Constitutional law professor Barack Obama has had to soften his remarks about the Supreme Court. But the intriguing question lingers: just how much constitutional law does this young feller really know?

The president confuses the Supreme Court’s right and duty for judicial review of laws with judicial activism. John Fund puts his finger on why the president’s words were so disturbing:

The implication of [the president’s statement] was that he hasn’t heard of Marbury v. Madison, in which the Supreme Court laid down the doctrine of judicial review in 1803, and by which the Court can strike down unconstitutional laws. Indeed, since 1981, the Court has struck down 57 specific legislative acts of Congress, an average of two per year. …

So it is surreal for Obama, a former constitutional-law professor and president of the Harvard Law Review, to go after the court as if he were a demagogue seeking reelection. As the Wall Street Journal put it: “Obama’s inner community organizer seems to be winning out over the law professor.”

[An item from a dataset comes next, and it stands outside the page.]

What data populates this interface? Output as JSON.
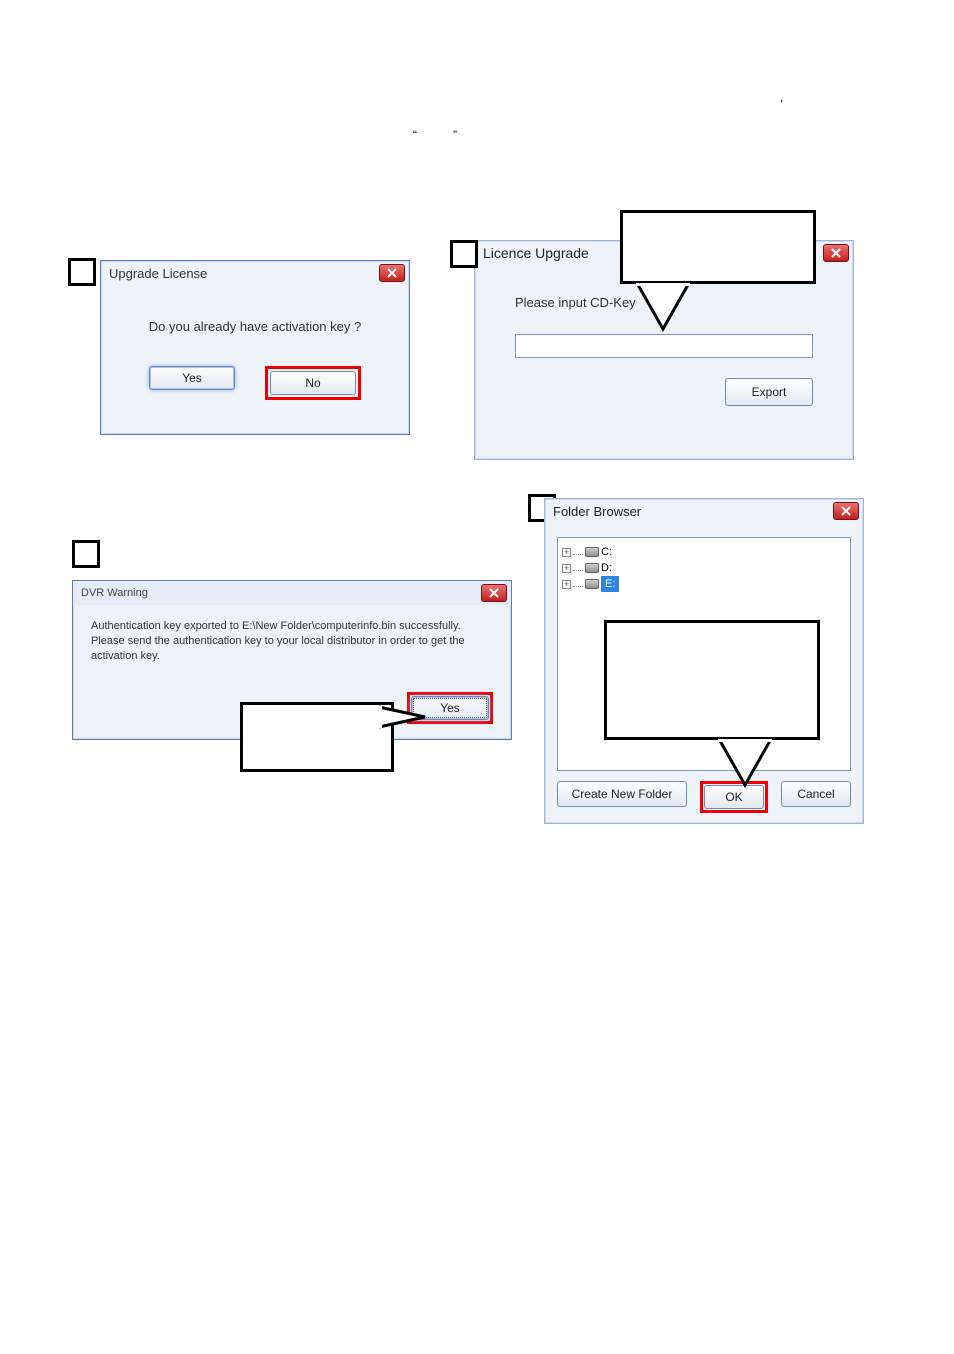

Even really dumb guys like George Bush never got anything quite this wrong!

The Wall Street Journal reprinted this morning in toto an editorial from the online New York Sun that takes the president to task for not knowing constitutional law. But before we get to that, Sun also captured the surreal atmosphere around the president’s remarks:

It's been a long time since we've heard a presidential demarche as outrageous as President Obama's warning to the Supreme Court not to overturn Obamacare. The president made the remarks at a press conference with the leaders of Mexico and Canada. It was an attack on the court's standing and even its integrity in a backhanded way that is typically Obamanian.

Like Fund, the editors of the Sun wonder if the president is familiar with Marbury v. Madison. The Federalists studied judicial review in great detail:

.Eventually the Supreme Court itself, in the case known as Marbury v. Madison, spelled out the logic of judicial review. We've always felt it was important to note that the Court's authority does not stem from the Court's own assertion of its own powers. It is deeper down, in the writings of the Founders themselves, and part of the American bedrock. It exists at the Federal level and in the constitutions of the states. The idea of separated powers was first put down in plain language in our laws in the constitution of Massachusetts, which noted that the aim was to have a government of laws rather than of men.

It is a mark of our cynical age that Mr. Obama would challenge these assumptions. One can attribute the error of judgment to the fear that once the Court gets its back up and decides to hold the Congress to the powers that are enumerated in the Constitution, it's not just Obamacare that is in danger but the whole regime of runaway power in Washington.

Of course, if you look at the material unearthed by the late Andrew Breitbart, you might just conclude that Professor Obama had things other than Marbury v. Madison on his mind.